The island of Crete

Crete is the fifth largest island in the Mediterranean and the largest of the islands forming part of modern Greece. It is relatively long and narrow, stretching for 160 miles (260 km) on its east-west axis and varying in width from 7.5 to 37 miles (12 to 60 km).
Crete is dominated by harsh mountains rising out of the sea. The island’s east-west mountainous range consists of four main groups that rise to the island’s highest point, Mount Ídhi, 8,058 feet (2,456 metres) in elevation. To the west the Levká Óri (“White Mountains”) reach 8,045 feet (2,452 metres), and to the east the Dhíkti Óri extend to 7,047 feet (2,148 metres) in elevation. These mountains rise above the high upland plains of Nída, Omalós, and Lasíthi. The gradually sloping northern coast provides several natural harbours and coastal plains, where such major towns as Chania (Chaníon), Réthimnon (Réthymnon), and Iráklion are located. The Mesará (Mesarás) Plain extends along the south-central part of the island for about 18 miles (29 km) and is Crete’s major expanse of flatlands. Sandy beaches dot the perimeter of the island along the coastline. Crete has six small rivers as well as springs and seasonal watercourses.

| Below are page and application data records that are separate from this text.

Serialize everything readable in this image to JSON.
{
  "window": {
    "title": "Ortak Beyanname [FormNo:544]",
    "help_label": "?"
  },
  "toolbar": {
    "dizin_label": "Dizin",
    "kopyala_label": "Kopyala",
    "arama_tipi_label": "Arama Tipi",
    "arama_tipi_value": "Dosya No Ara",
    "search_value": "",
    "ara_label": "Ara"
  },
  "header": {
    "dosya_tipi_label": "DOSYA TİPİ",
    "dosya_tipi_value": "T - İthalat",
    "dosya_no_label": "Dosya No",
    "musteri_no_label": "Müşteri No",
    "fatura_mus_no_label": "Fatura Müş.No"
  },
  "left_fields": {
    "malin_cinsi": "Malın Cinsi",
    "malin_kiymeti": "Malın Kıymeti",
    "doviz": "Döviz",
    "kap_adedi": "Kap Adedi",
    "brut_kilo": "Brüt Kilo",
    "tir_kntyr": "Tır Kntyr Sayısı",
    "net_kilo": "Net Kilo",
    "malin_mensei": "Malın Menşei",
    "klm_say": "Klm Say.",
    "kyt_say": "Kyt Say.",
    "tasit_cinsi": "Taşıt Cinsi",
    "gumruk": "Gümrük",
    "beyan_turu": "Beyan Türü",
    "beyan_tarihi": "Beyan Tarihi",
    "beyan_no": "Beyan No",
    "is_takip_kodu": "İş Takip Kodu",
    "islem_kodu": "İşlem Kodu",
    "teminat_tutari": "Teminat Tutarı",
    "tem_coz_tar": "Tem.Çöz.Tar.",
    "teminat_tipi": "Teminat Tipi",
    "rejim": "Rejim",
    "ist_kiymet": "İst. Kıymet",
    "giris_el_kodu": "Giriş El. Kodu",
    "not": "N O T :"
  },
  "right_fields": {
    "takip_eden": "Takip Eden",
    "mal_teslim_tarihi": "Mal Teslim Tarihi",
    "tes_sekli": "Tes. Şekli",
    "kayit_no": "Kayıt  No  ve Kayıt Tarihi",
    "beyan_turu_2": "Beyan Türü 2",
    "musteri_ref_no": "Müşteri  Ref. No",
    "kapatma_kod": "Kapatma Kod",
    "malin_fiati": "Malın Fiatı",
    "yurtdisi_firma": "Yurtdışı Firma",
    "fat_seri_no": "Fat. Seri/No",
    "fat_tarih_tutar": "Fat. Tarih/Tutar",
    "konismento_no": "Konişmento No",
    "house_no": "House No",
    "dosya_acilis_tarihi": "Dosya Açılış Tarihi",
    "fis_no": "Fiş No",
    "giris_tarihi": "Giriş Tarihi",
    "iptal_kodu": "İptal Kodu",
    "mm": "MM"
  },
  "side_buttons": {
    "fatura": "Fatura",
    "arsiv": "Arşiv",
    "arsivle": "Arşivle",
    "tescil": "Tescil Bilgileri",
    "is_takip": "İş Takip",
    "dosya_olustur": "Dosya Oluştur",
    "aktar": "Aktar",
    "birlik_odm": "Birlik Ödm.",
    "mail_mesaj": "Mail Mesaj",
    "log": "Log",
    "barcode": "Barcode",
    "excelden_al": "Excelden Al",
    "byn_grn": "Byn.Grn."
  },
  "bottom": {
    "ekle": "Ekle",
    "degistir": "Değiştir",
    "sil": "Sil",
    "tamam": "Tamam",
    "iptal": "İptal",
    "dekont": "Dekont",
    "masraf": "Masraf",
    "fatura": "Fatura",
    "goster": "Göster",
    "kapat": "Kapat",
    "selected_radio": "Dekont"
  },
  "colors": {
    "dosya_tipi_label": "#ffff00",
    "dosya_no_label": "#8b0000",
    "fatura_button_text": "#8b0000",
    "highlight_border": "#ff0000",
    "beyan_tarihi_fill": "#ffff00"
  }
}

A few meters before the Skinakas observatory,1756m.

Mount Idi during January

The Cretan landscape is dominated by characteristic Mediterranean scrub (maquis or garigue). Palm trees flourish on the east coast and in the north, with cedars in the east as well. An array of plant species and flowers thrive in the moderate climate, many of them native to the island. Birds are abundant, and there are some wild animals. The agrími, or wild goat, is found in remote mountainous areas and on offshore islands, where it finds protection in wildlife reserves. Endemic species of wild plants are especially plentiful in and around the gorge of Samariá, one of the national parks of Greece, located in the southern part of the island in Chania region.

The church of Agios Nikolaos in Samaria gorge

Samaria Agios Nikolaos

Sea of Crete (Modern Greek Kritikon Pelagos)

The southern part of the Aegean Sea (an arm of the Mediterranean Sea), lying between the Cyclades (Kikladhes) islands to the north and the island of Crete (Kriti) to the south. It is the deepest section of the Aegean Sea, reaching depths of more than 10,000 feet (3,294 m) east of Cape Sidero (Akra Sidheros) in Eastern Crete. This particular area is also well know for its super strong winds (it is not uncommon to get winds stronger than 100km/hour).

Sea of Crete in a rough day near Rethymnon town

Kritiko pelagos